◆ RECORDS FOR THIS TASK:

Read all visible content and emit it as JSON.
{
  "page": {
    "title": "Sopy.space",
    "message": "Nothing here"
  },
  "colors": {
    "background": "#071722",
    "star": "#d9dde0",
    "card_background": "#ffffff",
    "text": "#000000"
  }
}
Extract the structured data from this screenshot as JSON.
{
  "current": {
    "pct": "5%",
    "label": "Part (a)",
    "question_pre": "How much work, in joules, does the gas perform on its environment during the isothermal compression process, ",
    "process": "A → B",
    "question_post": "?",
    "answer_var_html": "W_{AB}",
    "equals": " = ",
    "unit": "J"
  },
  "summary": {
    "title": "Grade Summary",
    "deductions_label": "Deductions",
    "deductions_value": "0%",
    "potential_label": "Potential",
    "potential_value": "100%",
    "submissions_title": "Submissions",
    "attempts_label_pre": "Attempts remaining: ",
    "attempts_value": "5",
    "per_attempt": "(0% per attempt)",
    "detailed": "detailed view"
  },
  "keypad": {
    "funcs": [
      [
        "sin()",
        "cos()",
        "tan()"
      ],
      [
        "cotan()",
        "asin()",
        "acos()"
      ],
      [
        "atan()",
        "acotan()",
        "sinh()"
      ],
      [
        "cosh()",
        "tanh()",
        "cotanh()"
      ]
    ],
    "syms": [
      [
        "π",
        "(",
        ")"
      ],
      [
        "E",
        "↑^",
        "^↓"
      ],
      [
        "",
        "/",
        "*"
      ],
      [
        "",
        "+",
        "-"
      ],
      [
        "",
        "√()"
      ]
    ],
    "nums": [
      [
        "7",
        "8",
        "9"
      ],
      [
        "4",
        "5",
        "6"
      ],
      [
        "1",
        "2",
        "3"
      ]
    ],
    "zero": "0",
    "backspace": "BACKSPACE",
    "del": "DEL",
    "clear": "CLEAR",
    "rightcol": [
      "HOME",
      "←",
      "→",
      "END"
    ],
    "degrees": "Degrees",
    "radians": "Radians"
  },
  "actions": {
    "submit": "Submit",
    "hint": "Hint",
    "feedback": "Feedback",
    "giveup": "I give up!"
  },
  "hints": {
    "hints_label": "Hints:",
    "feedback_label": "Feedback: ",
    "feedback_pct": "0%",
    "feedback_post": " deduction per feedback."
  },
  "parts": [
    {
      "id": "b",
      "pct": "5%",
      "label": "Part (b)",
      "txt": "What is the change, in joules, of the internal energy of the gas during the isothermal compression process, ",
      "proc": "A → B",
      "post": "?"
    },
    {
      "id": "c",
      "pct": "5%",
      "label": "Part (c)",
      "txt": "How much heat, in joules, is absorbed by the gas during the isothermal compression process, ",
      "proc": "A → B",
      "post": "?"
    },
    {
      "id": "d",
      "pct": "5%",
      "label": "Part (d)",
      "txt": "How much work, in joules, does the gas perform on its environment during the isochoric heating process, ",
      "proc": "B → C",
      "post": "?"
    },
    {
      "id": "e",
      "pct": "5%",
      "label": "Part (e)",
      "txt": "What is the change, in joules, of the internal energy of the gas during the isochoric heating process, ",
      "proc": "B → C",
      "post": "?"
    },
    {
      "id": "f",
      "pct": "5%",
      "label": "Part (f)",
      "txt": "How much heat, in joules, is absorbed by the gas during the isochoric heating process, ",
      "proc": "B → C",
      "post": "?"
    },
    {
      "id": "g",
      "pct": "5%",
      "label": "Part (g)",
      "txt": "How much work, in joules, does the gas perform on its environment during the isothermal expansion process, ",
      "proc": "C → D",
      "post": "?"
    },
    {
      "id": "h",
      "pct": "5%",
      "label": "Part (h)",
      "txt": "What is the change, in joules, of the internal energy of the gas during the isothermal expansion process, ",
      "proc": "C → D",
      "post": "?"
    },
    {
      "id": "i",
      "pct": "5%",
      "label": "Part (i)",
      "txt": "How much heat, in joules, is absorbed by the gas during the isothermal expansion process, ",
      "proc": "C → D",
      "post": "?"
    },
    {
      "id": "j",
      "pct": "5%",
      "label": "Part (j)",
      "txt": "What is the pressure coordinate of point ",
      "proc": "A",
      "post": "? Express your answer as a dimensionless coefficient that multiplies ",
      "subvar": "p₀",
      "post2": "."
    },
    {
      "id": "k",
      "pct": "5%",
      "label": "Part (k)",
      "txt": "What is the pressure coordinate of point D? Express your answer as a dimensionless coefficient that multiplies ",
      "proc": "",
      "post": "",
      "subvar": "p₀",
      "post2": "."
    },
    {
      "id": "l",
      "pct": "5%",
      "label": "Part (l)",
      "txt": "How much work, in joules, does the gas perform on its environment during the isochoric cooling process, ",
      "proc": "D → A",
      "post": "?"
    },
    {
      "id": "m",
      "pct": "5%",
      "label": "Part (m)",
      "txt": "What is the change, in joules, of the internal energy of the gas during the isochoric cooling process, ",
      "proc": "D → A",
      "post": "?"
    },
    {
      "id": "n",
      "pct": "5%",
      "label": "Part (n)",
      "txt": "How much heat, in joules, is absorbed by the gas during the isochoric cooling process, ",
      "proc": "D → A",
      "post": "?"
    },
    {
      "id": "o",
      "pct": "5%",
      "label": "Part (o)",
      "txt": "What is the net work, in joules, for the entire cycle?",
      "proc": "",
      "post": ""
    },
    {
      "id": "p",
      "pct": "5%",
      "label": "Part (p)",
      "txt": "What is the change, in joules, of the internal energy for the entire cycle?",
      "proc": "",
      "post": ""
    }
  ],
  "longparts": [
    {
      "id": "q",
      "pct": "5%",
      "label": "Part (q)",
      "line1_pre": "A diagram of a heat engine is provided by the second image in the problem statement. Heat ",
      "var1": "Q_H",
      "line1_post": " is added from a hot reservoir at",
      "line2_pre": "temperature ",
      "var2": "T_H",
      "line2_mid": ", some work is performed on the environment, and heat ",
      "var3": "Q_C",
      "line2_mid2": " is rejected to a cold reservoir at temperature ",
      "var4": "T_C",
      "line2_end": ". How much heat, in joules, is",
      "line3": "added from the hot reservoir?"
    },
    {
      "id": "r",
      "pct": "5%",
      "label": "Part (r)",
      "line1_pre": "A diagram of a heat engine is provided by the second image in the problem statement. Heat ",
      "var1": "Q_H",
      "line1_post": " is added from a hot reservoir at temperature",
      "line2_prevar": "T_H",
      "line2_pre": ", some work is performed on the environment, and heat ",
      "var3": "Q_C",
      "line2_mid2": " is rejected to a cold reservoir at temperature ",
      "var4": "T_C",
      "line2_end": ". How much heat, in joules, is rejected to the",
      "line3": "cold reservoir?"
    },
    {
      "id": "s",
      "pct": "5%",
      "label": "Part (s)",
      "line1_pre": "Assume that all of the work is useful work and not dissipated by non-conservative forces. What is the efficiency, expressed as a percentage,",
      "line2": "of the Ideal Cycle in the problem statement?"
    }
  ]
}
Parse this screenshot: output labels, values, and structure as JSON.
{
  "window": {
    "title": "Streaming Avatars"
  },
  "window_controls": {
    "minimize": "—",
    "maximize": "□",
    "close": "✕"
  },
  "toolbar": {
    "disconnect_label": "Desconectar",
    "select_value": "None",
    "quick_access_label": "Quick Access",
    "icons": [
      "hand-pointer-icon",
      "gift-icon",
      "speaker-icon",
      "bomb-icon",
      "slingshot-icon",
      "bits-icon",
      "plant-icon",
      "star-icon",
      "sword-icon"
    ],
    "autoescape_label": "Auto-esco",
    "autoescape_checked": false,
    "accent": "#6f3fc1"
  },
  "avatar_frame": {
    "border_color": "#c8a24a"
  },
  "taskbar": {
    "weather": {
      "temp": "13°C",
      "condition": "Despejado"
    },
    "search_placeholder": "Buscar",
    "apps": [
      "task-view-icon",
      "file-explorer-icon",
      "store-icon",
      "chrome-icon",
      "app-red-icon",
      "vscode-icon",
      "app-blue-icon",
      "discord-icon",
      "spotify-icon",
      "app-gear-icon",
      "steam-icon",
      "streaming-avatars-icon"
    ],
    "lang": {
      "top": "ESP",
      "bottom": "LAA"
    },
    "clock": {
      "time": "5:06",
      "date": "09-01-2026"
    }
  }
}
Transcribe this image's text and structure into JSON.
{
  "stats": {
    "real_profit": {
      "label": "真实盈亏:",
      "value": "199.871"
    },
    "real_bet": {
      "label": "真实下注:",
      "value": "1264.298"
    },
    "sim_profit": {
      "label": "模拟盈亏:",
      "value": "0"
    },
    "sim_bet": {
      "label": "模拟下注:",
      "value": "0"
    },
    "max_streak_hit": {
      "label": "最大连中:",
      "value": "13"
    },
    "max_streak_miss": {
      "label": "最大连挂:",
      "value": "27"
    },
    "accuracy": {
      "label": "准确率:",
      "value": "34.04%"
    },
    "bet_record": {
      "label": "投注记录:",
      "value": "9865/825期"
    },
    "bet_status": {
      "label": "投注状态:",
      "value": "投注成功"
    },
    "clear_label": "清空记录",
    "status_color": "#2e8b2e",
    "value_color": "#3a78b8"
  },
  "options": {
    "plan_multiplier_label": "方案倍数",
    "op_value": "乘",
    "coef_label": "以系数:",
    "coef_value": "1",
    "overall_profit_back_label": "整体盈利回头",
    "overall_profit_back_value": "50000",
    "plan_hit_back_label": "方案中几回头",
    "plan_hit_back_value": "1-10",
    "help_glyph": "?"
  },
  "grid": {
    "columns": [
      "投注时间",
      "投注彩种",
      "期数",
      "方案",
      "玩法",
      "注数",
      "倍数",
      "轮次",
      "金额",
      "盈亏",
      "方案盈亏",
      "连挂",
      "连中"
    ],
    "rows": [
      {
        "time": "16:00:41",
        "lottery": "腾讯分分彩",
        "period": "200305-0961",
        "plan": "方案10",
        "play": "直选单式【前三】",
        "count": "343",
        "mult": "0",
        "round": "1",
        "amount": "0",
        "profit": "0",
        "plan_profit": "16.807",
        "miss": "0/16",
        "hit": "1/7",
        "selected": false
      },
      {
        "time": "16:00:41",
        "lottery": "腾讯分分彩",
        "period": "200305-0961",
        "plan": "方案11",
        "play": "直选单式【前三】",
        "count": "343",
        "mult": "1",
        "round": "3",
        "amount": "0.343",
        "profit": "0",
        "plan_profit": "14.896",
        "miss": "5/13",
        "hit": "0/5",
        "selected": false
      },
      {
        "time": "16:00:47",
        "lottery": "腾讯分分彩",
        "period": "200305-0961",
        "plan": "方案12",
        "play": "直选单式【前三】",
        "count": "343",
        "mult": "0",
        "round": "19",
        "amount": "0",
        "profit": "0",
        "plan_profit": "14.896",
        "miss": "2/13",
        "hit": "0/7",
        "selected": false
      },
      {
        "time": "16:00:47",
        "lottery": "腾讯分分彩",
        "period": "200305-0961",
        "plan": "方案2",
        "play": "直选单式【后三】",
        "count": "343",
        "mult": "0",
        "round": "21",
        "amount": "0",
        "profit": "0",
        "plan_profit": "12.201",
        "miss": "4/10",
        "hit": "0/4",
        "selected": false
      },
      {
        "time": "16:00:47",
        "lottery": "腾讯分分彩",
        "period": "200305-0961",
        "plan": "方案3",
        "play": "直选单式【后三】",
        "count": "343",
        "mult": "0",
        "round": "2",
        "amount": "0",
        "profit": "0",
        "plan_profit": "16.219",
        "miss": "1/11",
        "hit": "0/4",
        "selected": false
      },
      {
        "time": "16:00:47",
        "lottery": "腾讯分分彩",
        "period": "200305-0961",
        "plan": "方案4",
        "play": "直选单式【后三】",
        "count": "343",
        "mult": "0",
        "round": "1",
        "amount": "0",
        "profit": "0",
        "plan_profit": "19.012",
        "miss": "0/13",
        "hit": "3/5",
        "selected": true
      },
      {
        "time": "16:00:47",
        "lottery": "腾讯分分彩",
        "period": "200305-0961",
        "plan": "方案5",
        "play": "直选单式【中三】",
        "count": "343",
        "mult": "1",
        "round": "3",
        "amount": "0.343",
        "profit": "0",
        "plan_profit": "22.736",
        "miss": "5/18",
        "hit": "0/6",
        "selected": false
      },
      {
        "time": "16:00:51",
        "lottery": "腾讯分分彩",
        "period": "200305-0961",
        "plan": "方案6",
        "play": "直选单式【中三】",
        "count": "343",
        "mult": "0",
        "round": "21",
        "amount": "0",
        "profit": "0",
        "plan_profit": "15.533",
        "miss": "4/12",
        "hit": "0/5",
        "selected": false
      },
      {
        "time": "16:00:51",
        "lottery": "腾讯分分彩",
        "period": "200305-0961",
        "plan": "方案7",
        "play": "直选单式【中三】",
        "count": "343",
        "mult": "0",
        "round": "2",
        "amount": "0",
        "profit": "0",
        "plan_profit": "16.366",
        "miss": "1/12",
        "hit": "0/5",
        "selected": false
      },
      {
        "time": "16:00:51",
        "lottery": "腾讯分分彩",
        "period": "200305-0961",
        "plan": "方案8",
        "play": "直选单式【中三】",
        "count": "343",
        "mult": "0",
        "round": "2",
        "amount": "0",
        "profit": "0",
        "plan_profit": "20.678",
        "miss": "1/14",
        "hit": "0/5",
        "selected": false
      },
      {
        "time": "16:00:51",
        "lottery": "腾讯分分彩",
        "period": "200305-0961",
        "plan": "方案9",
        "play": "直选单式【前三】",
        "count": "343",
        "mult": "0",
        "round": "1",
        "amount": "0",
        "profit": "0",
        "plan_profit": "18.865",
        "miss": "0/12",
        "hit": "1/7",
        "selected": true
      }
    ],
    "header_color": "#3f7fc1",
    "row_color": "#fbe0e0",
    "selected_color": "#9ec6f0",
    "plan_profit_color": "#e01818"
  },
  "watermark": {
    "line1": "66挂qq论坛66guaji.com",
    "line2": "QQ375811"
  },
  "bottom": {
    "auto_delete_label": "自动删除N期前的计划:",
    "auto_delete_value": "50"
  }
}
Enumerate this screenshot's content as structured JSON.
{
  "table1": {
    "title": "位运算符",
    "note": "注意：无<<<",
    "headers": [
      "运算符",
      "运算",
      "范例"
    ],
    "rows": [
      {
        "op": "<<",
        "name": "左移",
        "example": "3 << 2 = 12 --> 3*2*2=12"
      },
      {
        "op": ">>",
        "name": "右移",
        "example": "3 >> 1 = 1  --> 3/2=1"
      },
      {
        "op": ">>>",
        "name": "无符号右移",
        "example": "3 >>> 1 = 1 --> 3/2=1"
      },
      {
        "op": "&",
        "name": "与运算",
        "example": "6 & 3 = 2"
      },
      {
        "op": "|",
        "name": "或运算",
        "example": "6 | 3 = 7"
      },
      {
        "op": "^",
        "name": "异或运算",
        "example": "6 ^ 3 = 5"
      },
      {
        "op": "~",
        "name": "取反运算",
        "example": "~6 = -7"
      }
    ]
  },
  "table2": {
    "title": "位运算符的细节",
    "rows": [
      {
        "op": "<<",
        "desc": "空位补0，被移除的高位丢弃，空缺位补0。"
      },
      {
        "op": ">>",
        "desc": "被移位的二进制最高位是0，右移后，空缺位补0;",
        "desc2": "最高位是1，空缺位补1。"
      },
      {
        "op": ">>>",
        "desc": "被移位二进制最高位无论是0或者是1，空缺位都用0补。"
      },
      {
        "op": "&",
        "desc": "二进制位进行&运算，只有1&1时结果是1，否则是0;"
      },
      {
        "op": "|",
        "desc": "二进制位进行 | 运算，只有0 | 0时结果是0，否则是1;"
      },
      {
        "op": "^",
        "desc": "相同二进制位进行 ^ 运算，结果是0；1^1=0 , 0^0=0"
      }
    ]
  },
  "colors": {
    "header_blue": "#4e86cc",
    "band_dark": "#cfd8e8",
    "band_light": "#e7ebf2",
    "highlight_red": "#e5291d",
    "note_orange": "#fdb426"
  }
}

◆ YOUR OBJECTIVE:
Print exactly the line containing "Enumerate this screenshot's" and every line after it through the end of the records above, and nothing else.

◆ ANSWER FOR THIS EXERCISE:
Enumerate this screenshot's content as structured JSON.
{
  "table1": {
    "title": "位运算符",
    "note": "注意：无<<<",
    "headers": [
      "运算符",
      "运算",
      "范例"
    ],
    "rows": [
      {
        "op": "<<",
        "name": "左移",
        "example": "3 << 2 = 12 --> 3*2*2=12"
      },
      {
        "op": ">>",
        "name": "右移",
        "example": "3 >> 1 = 1  --> 3/2=1"
      },
      {
        "op": ">>>",
        "name": "无符号右移",
        "example": "3 >>> 1 = 1 --> 3/2=1"
      },
      {
        "op": "&",
        "name": "与运算",
        "example": "6 & 3 = 2"
      },
      {
        "op": "|",
        "name": "或运算",
        "example": "6 | 3 = 7"
      },
      {
        "op": "^",
        "name": "异或运算",
        "example": "6 ^ 3 = 5"
      },
      {
        "op": "~",
        "name": "取反运算",
        "example": "~6 = -7"
      }
    ]
  },
  "table2": {
    "title": "位运算符的细节",
    "rows": [
      {
        "op": "<<",
        "desc": "空位补0，被移除的高位丢弃，空缺位补0。"
      },
      {
        "op": ">>",
        "desc": "被移位的二进制最高位是0，右移后，空缺位补0;",
        "desc2": "最高位是1，空缺位补1。"
      },
      {
        "op": ">>>",
        "desc": "被移位二进制最高位无论是0或者是1，空缺位都用0补。"
      },
      {
        "op": "&",
        "desc": "二进制位进行&运算，只有1&1时结果是1，否则是0;"
      },
      {
        "op": "|",
        "desc": "二进制位进行 | 运算，只有0 | 0时结果是0，否则是1;"
      },
      {
        "op": "^",
        "desc": "相同二进制位进行 ^ 运算，结果是0；1^1=0 , 0^0=0"
      }
    ]
  },
  "colors": {
    "header_blue": "#4e86cc",
    "band_dark": "#cfd8e8",
    "band_light": "#e7ebf2",
    "highlight_red": "#e5291d",
    "note_orange": "#fdb426"
  }
}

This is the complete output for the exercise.